After about an hour and a half of continuous climbing through the winds and fog, we finally reached the peak! All 934 meters/3,064 feet. I’m sure the view up there is fantastic on a clear day, but on that particular day it was a complete whiteout from the fog.
After a quick snap of photos (I mean there wasn’t much to see up there at that point) we continued on our way to Ngong Ping, where the Buddha is. There were some pretty narrow/slightly steep parts down, which coupled with the howling wind, warranted an extra amount of balance and caution at times.
It wasn’t until we passed the 810m mark that the fog subsided a bit and we could begin to make out the view.
We came around the side of the mountain and all of the sudden the buddah and wisdom path came into view. We were so close! Good thing because my legs were starting to get a bit shaky at this point.
It took us about 40 mins total to descend from the peak and reach the wisdom path. Naturally we took a walk amongst the 38 wooden steles, which portrayed verses from the world’s best-known prayers revered by Confucians, Buddhists and Taoists.
After gaining some wisdom we took the short walk over to the buddah. On the way over we passed through an eerily deserted village. Some of the signs were so new looking, but at the same time the area was so neglected it looked like it had been sitting like that for years. How freaky is that raggedy ann/scarecrow doll in the window? I’m sure this place is loads of fun at night…not.
Soon enough the Buddha came into view once again, but this time a lot closer. After our hike, the stairs leading up to the big buddha were a piece of cake. Once at the top we took a quick leisurely walk around before heading back down to the bus station.
The bus ride back to Tung Chung was a lot longer than coming since we were on the other side of the mountain.
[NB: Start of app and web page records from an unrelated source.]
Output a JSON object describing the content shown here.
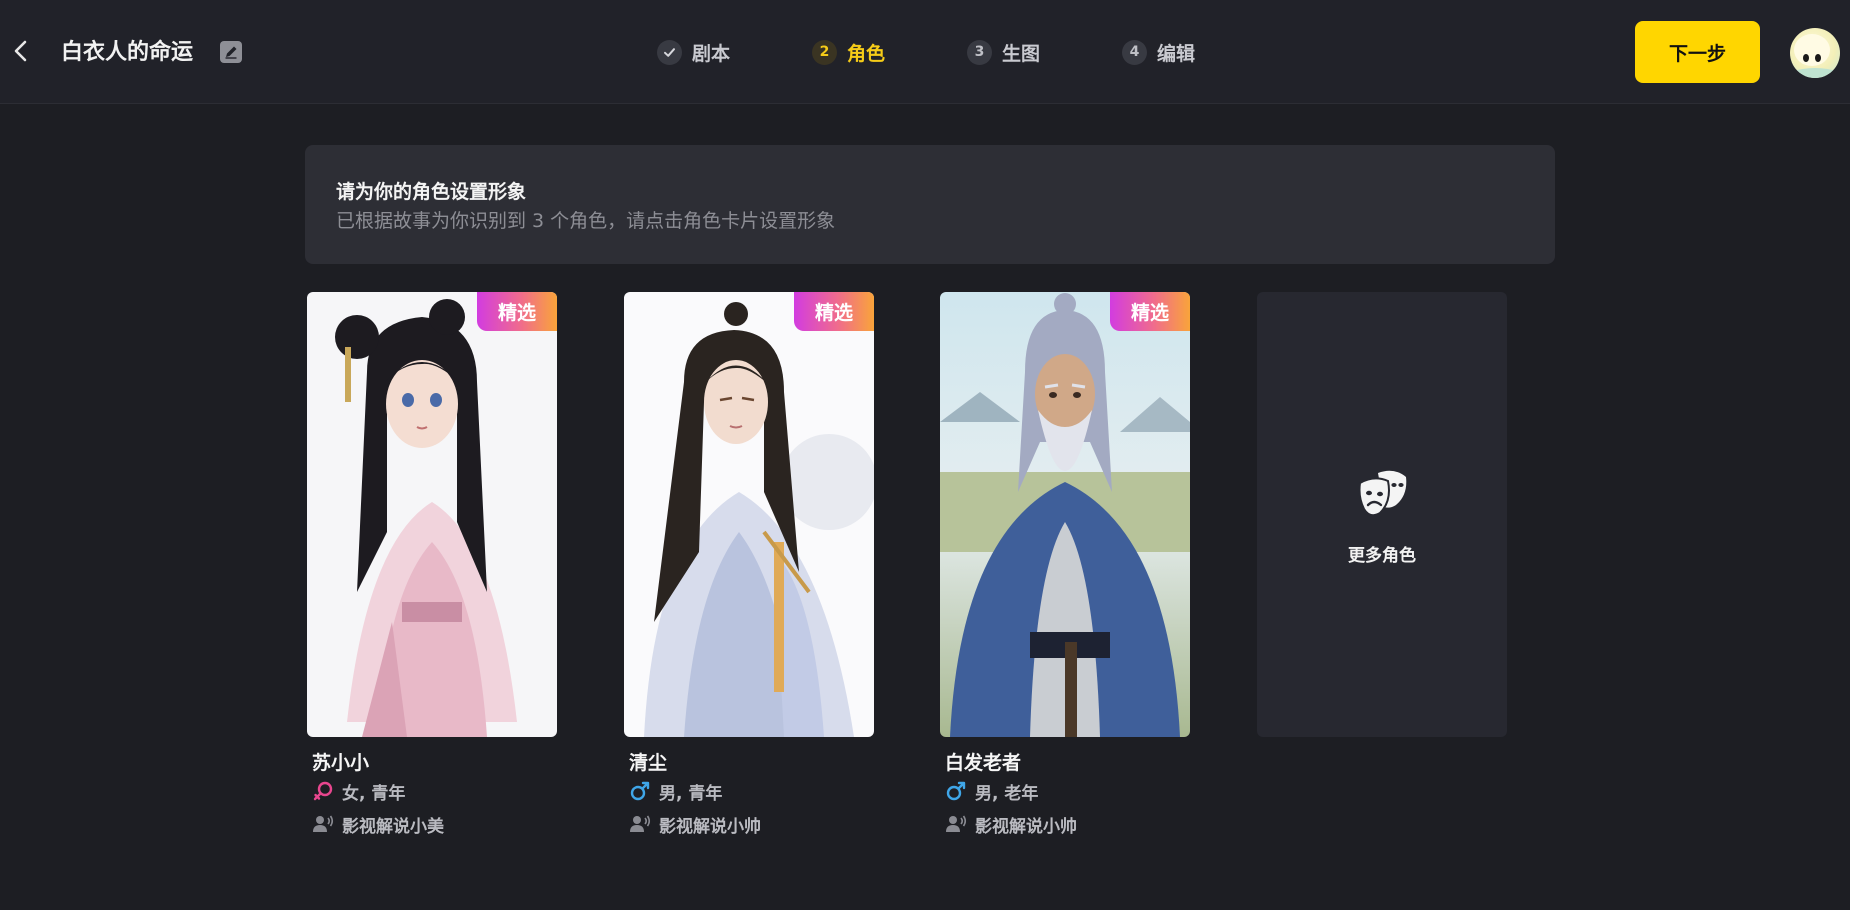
{
  "header": {
    "back_icon": "chevron-left-icon",
    "title": "白衣人的命运",
    "edit_icon": "pencil-icon",
    "steps": [
      {
        "num": "✓",
        "label": "剧本",
        "state": "done"
      },
      {
        "num": "2",
        "label": "角色",
        "state": "active"
      },
      {
        "num": "3",
        "label": "生图",
        "state": "todo"
      },
      {
        "num": "4",
        "label": "编辑",
        "state": "todo"
      }
    ],
    "next_label": "下一步",
    "accent_color": "#ffd600"
  },
  "banner": {
    "title": "请为你的角色设置形象",
    "subtitle": "已根据故事为你识别到 3 个角色，请点击角色卡片设置形象"
  },
  "characters": [
    {
      "badge": "精选",
      "name": "苏小小",
      "gender": "女, 青年",
      "gender_icon": "female-icon",
      "voice": "影视解说小美",
      "voice_icon": "speaker-voice-icon"
    },
    {
      "badge": "精选",
      "name": "清尘",
      "gender": "男, 青年",
      "gender_icon": "male-icon",
      "voice": "影视解说小帅",
      "voice_icon": "speaker-voice-icon"
    },
    {
      "badge": "精选",
      "name": "白发老者",
      "gender": "男, 老年",
      "gender_icon": "male-icon",
      "voice": "影视解说小帅",
      "voice_icon": "speaker-voice-icon"
    }
  ],
  "more_card": {
    "label": "更多角色",
    "icon": "theater-mask-icon"
  },
  "colors": {
    "female": "#e8468e",
    "male": "#3fa6e8",
    "badge_gradient": [
      "#d23ce0",
      "#f9a43a"
    ]
  }
}
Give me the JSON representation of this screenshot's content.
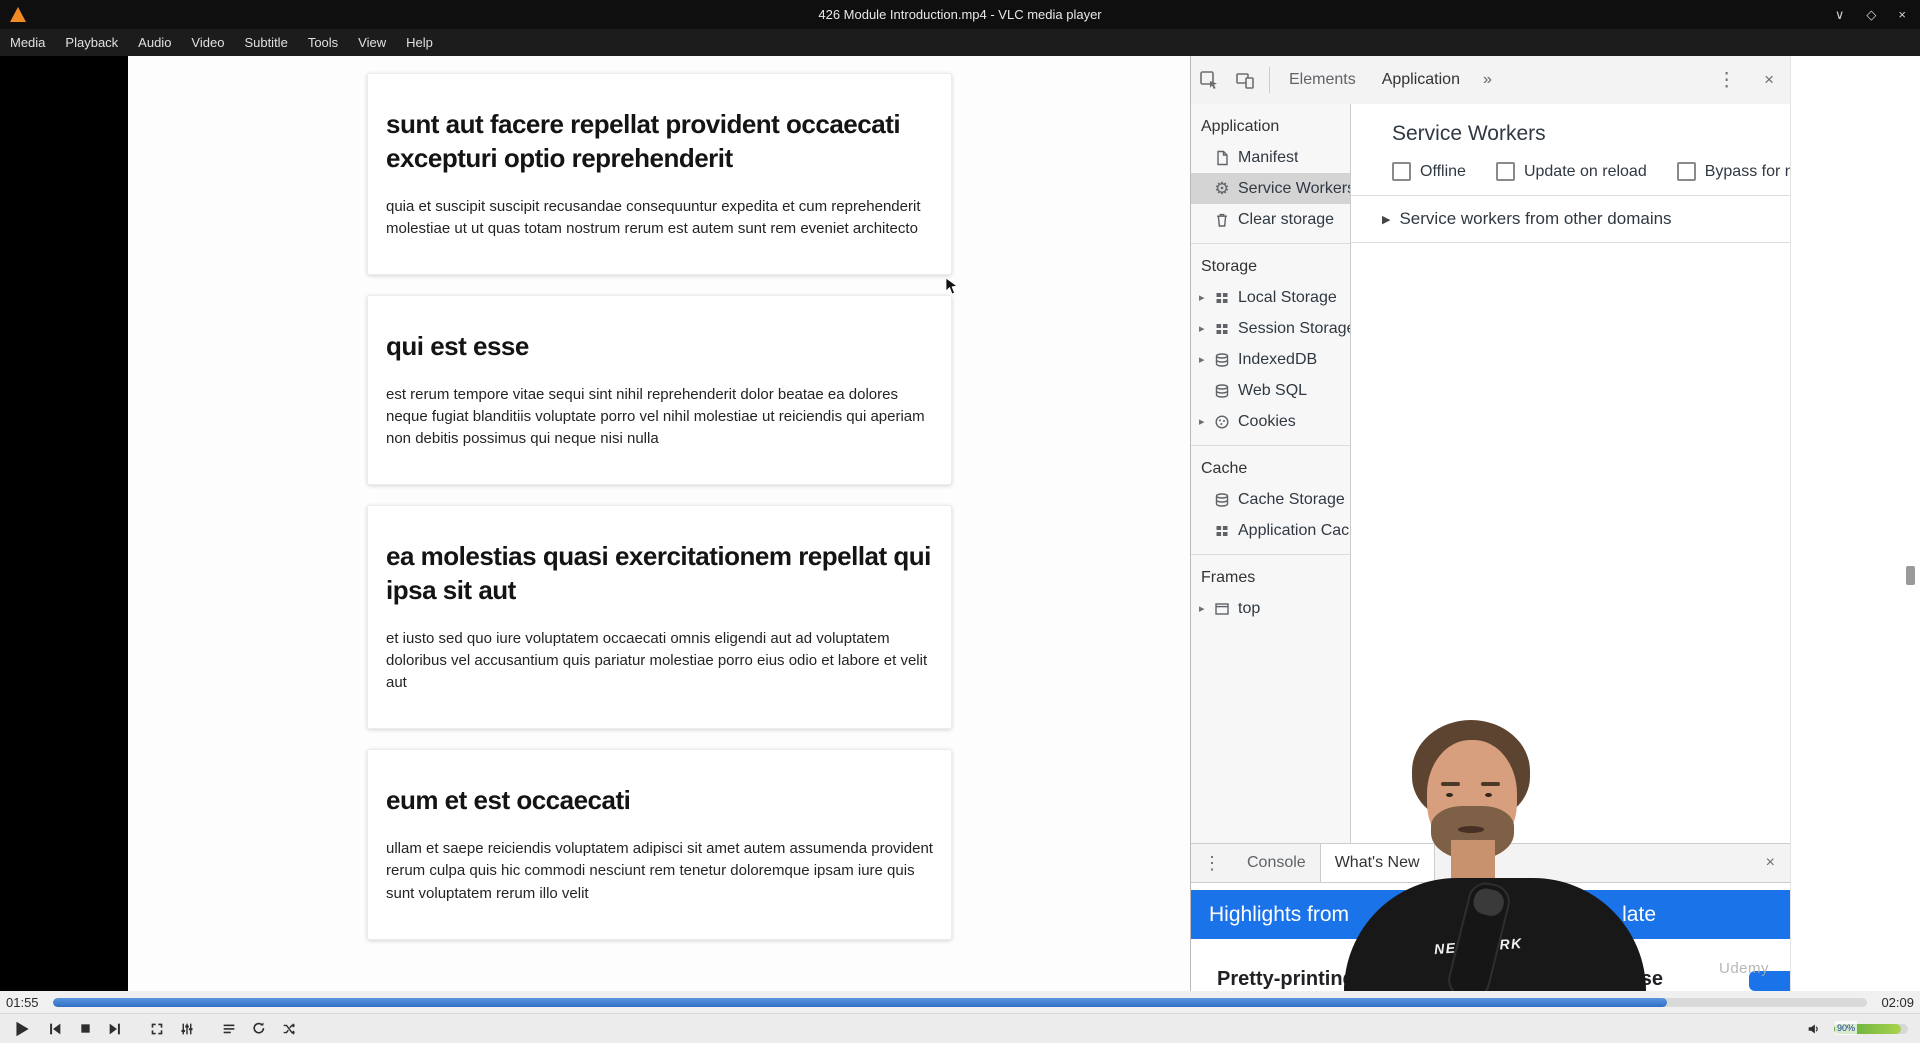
{
  "window": {
    "title": "426 Module Introduction.mp4 - VLC media player",
    "minimize_glyph": "∨",
    "maximize_glyph": "◇",
    "close_glyph": "×"
  },
  "menu": {
    "items": [
      "Media",
      "Playback",
      "Audio",
      "Video",
      "Subtitle",
      "Tools",
      "View",
      "Help"
    ]
  },
  "page": {
    "posts": [
      {
        "title": "sunt aut facere repellat provident occaecati excepturi optio reprehenderit",
        "body": "quia et suscipit suscipit recusandae consequuntur expedita et cum reprehenderit molestiae ut ut quas totam nostrum rerum est autem sunt rem eveniet architecto"
      },
      {
        "title": "qui est esse",
        "body": "est rerum tempore vitae sequi sint nihil reprehenderit dolor beatae ea dolores neque fugiat blanditiis voluptate porro vel nihil molestiae ut reiciendis qui aperiam non debitis possimus qui neque nisi nulla"
      },
      {
        "title": "ea molestias quasi exercitationem repellat qui ipsa sit aut",
        "body": "et iusto sed quo iure voluptatem occaecati omnis eligendi aut ad voluptatem doloribus vel accusantium quis pariatur molestiae porro eius odio et labore et velit aut"
      },
      {
        "title": "eum et est occaecati",
        "body": "ullam et saepe reiciendis voluptatem adipisci sit amet autem assumenda provident rerum culpa quis hic commodi nesciunt rem tenetur doloremque ipsam iure quis sunt voluptatem rerum illo velit"
      }
    ]
  },
  "devtools": {
    "toolbar": {
      "elements_tab": "Elements",
      "application_tab": "Application",
      "more_glyph": "»",
      "kebab_glyph": "⋮",
      "close_glyph": "×"
    },
    "sidebar": {
      "arrow_glyph": "▸",
      "gear_glyph": "⚙",
      "sections": [
        {
          "title": "Application",
          "items": [
            {
              "label": "Manifest"
            },
            {
              "label": "Service Workers"
            },
            {
              "label": "Clear storage"
            }
          ]
        },
        {
          "title": "Storage",
          "items": [
            {
              "label": "Local Storage"
            },
            {
              "label": "Session Storage"
            },
            {
              "label": "IndexedDB"
            },
            {
              "label": "Web SQL"
            },
            {
              "label": "Cookies"
            }
          ]
        },
        {
          "title": "Cache",
          "items": [
            {
              "label": "Cache Storage"
            },
            {
              "label": "Application Cache"
            }
          ]
        },
        {
          "title": "Frames",
          "items": [
            {
              "label": "top"
            }
          ]
        }
      ]
    },
    "main": {
      "title": "Service Workers",
      "offline_label": "Offline",
      "update_label": "Update on reload",
      "bypass_label": "Bypass for network",
      "arrow_glyph": "▶",
      "other_domains_label": "Service workers from other domains"
    },
    "drawer": {
      "kebab_glyph": "⋮",
      "console_tab": "Console",
      "whats_new_tab": "What's New",
      "close_glyph": "×",
      "banner_left": "Highlights from",
      "banner_right": "late",
      "article_left": "Pretty-printing",
      "article_right": "se"
    }
  },
  "webcam": {
    "shirt_text": "NEW YORK"
  },
  "watermark": "Udemy",
  "player": {
    "elapsed": "01:55",
    "duration": "02:09",
    "progress_pct": 89,
    "volume_pct": 90,
    "volume_label": "90%"
  },
  "colors": {
    "accent_blue": "#1a73e8",
    "seek_blue": "#2f6fc4",
    "volume_green": "#57a639"
  }
}
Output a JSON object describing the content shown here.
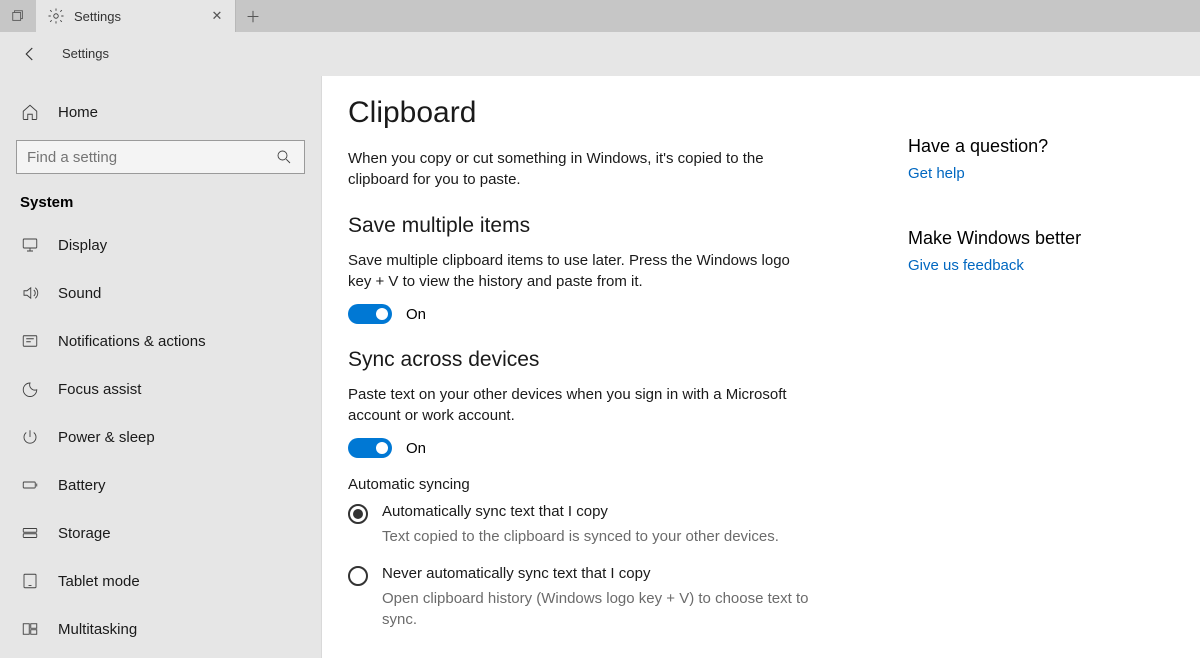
{
  "tab": {
    "title": "Settings"
  },
  "header": {
    "title": "Settings"
  },
  "sidebar": {
    "home": "Home",
    "search_placeholder": "Find a setting",
    "group_label": "System",
    "items": [
      {
        "icon": "display",
        "label": "Display"
      },
      {
        "icon": "sound",
        "label": "Sound"
      },
      {
        "icon": "notify",
        "label": "Notifications & actions"
      },
      {
        "icon": "focus",
        "label": "Focus assist"
      },
      {
        "icon": "power",
        "label": "Power & sleep"
      },
      {
        "icon": "battery",
        "label": "Battery"
      },
      {
        "icon": "storage",
        "label": "Storage"
      },
      {
        "icon": "tablet",
        "label": "Tablet mode"
      },
      {
        "icon": "multi",
        "label": "Multitasking"
      }
    ]
  },
  "main": {
    "title": "Clipboard",
    "intro": "When you copy or cut something in Windows, it's copied to the clipboard for you to paste.",
    "section1": {
      "heading": "Save multiple items",
      "desc": "Save multiple clipboard items to use later. Press the Windows logo key + V to view the history and paste from it.",
      "toggle_state": "On"
    },
    "section2": {
      "heading": "Sync across devices",
      "desc": "Paste text on your other devices when you sign in with a Microsoft account or work account.",
      "toggle_state": "On",
      "subheading": "Automatic syncing",
      "options": [
        {
          "label": "Automatically sync text that I copy",
          "desc": "Text copied to the clipboard is synced to your other devices.",
          "checked": true
        },
        {
          "label": "Never automatically sync text that I copy",
          "desc": "Open clipboard history (Windows logo key + V) to choose text to sync.",
          "checked": false
        }
      ]
    }
  },
  "aside": {
    "q_heading": "Have a question?",
    "q_link": "Get help",
    "f_heading": "Make Windows better",
    "f_link": "Give us feedback"
  }
}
It’s actually possible to start the hike on this side as well, but I’m glad we started over in Pak Kung Au so that we could finish up with the Buddha and rest up on the longer bus ride back.
Once back in Tung Chung we rewarded ourselves with a drink from Gong Cha (a taiwanese bubble tea shop) before hopping on the MTR to head home. Hot Logan & red date tea for me, which totally hit the spot since it was beginning to get a bit chilly outside.
The next two days were definitely fun for my calves. Holy soreness. I thought the climb up was what I would be feeling the following day, but my glutes were just dandy. It was actually the climb down I wasn’t prepared for and my calves totally felt it the following few days. Walking down any stairs and basically taking any type of steps down were a total joy.
All in all, a fun hike that I’ll hopefully have another go at, on a much less foggy day.